“The Russians argue that the Iranians should be invited,” the British source said. “As far as we are concerned, the answer is no.
“We have no illusions: it could capsize just on whether Iran is invited or not, but it is worth a try given the gravity of events”.
At a press conference following the G20 summit in Mexico, the British Prime Minister warned that there was little time left to resolve the crisis.
“It is welcome that President Putin has been explicit that he’s not locked in to Assad remaining in charge in Syria,” he said. “What we need next is an agreement on a transitional leadership that can move Syria to a democratic future.”
Russia, which has lucrative defence ties with Syria, has been Mr Assad’s foremost international supporter since the uprising began 15 months ago. It has twice vetoed attempts by the UN Security Council to sanction the government.
But Western leaders have seized on a subtle shift in Moscow’s support to increase pressure on the Russian leader to accept a new initiative that would ultimately lead to Mr Assad’s departure.
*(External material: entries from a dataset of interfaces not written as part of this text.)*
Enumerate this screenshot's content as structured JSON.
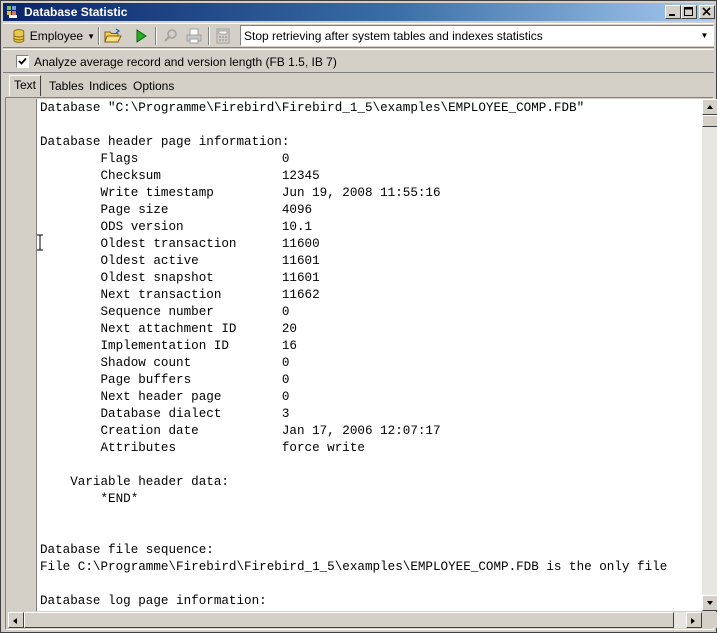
{
  "window": {
    "title": "Database Statistic",
    "icon": "database-statistic-icon"
  },
  "toolbar": {
    "database": "Employee",
    "icons": [
      "database-icon",
      "open-folder-icon",
      "run-icon",
      "search-icon",
      "print-icon",
      "calculator-icon"
    ],
    "retrieve_option": "Stop retrieving after system tables and indexes statistics"
  },
  "options": {
    "analyze_checked": true,
    "analyze_label": "Analyze average record and version length (FB 1.5, IB 7)"
  },
  "tabs": [
    {
      "label": "Text",
      "active": true
    },
    {
      "label": "Tables",
      "active": false
    },
    {
      "label": "Indices",
      "active": false
    },
    {
      "label": "Options",
      "active": false
    }
  ],
  "text_lines": [
    "Database \"C:\\Programme\\Firebird\\Firebird_1_5\\examples\\EMPLOYEE_COMP.FDB\"",
    "",
    "Database header page information:",
    "        Flags                   0",
    "        Checksum                12345",
    "        Write timestamp         Jun 19, 2008 11:55:16",
    "        Page size               4096",
    "        ODS version             10.1",
    "        Oldest transaction      11600",
    "        Oldest active           11601",
    "        Oldest snapshot         11601",
    "        Next transaction        11662",
    "        Sequence number         0",
    "        Next attachment ID      20",
    "        Implementation ID       16",
    "        Shadow count            0",
    "        Page buffers            0",
    "        Next header page        0",
    "        Database dialect        3",
    "        Creation date           Jan 17, 2006 12:07:17",
    "        Attributes              force write",
    "",
    "    Variable header data:",
    "        *END*",
    "",
    "",
    "Database file sequence:",
    "File C:\\Programme\\Firebird\\Firebird_1_5\\examples\\EMPLOYEE_COMP.FDB is the only file",
    "",
    "Database log page information:"
  ]
}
Mr Putin appears to accept the idea that the Syrian leader should go, but only within the context of a responsibly managed transition.
“It’s important that there’s not only a change of regime, but it’s also vital to reach a situation that if a change of power occurs — and it could occur only by constitutional means — it should result in peace and stop the bloodshed,” he said at the G20.